“Nearly 20 percent, this year, of faculty and staff have been through at least one mission project experience,” Burke-Sullivan said.

Two cohorts of faculty and staff, totaling 26 participants, have participated in the new Certificate in the Ignatian Tradition, which features two graduate courses in the Spiritual Exercises and a pilgrimage to Ignatian sites in Northern Spain, Rome and Paris.

A Connect to the Creighton Mission brochure has been created, and is available both online and in print – as a resource that lists mission-based programs and activities at Creighton. In addition, as announced by Fr. Hendrickson in his Convocation address in February, Creighton will host Mission Week, Sept. 9-13. The week’s events will include a keynote address by the Rev. Greg Boyle, SJ, founder and director of Homeboy Industries, and an All Things Ignatian poster event.

Place-Based Initiative

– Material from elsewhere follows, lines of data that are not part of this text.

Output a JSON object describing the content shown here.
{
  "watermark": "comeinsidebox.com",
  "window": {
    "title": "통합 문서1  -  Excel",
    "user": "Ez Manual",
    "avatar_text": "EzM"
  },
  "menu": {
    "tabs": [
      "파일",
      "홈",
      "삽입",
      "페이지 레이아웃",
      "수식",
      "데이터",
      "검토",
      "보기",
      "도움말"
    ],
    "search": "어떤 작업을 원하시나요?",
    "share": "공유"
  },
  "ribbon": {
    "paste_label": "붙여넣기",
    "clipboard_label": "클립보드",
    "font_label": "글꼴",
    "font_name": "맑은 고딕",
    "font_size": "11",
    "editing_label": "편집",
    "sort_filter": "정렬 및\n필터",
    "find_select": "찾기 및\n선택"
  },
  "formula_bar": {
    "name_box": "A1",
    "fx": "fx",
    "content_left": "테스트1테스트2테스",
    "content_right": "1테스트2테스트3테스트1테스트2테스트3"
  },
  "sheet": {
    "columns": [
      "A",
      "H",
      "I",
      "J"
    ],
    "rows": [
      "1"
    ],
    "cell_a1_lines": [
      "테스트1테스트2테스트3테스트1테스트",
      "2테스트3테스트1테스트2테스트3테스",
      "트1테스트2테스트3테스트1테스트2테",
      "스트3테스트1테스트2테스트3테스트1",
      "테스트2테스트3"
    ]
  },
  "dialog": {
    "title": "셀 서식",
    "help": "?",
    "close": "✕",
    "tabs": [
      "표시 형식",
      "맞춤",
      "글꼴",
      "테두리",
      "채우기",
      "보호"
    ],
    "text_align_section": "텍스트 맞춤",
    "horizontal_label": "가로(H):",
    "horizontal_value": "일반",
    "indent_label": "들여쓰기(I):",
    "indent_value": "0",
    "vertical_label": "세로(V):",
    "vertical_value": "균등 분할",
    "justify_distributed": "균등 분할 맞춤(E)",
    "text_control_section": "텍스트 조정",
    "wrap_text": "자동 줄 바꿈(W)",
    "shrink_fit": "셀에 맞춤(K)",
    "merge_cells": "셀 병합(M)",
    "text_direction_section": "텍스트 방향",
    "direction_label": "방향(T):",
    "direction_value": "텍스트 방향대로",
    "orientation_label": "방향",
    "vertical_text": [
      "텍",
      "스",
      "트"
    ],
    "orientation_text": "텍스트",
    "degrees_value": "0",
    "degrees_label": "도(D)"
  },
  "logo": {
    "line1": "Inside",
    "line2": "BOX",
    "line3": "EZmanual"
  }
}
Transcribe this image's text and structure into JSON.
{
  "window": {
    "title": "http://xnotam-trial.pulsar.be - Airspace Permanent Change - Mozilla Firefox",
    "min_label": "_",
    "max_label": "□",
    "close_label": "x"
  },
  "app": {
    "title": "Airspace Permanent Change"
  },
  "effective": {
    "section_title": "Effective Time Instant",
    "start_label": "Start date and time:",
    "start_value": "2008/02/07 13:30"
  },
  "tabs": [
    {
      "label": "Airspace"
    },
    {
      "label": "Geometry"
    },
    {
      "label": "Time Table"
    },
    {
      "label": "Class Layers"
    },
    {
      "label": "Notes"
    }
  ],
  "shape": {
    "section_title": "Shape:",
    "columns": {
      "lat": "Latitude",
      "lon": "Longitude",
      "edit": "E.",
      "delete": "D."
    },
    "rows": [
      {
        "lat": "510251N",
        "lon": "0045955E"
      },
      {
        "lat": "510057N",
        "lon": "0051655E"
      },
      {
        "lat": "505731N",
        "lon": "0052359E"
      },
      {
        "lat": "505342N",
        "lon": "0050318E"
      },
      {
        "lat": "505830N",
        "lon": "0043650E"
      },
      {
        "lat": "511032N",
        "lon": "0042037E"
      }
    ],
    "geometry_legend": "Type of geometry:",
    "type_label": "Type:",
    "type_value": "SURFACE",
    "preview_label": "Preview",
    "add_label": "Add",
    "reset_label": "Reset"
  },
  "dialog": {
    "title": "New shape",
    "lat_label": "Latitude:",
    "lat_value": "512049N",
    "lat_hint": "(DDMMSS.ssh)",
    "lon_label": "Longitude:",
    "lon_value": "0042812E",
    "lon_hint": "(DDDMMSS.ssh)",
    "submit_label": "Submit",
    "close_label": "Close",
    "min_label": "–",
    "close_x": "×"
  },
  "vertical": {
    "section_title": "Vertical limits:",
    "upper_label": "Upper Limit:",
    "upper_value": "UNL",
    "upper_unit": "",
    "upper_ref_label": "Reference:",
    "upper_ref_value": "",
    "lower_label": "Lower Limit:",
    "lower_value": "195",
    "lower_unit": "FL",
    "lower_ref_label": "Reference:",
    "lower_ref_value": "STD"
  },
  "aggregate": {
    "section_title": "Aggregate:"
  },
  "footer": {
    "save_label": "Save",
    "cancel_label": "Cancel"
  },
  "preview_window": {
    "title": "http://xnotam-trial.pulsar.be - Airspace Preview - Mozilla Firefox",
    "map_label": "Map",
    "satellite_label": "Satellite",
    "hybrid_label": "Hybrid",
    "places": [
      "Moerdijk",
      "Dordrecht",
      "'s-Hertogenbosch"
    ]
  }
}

A workgroup is busy laying the groundwork for Creighton’s place-based initiative strategy. Creighton became a member of the Place-Based Justice Network, which has a stated goal to “transform higher education and our communities by deconstructing systems of oppression through place-based community engagement.” The organization currently consists of 20 members from the United States and Canada.

Several members of the workgroup attended the State of African-Americans and State of North Omaha Summit in December to align Creighton’s efforts with the Transformation 2025/North Omaha 2025 plan. Two members of the workgroup also attended the Leadership Retreat for the Place-Based Justice Network in December at Saint Mary’s College of California, and a reading group was formed around the book Place-Based Community Engagement in Higher Education. Finally, Fr. Hendrickson appointed a working group on North Omaha community engagement.


Notable accomplishments under the sustainability strategy include the fact that Creighton’s new-employee orientation now includes a presentation by sustainability coordinator Belyna Bentlage. Creighton and the Catholic Climate Covenant will be hosting a Laudato Si’ and U.S. Catholic Church conference June 27-29 in Omaha. Creighton received a bronze-star rating from the Association for the Advancement of Sustainability in Higher Education (AASHE), and a campus-wide sustainability engagement survey is planned for this fall.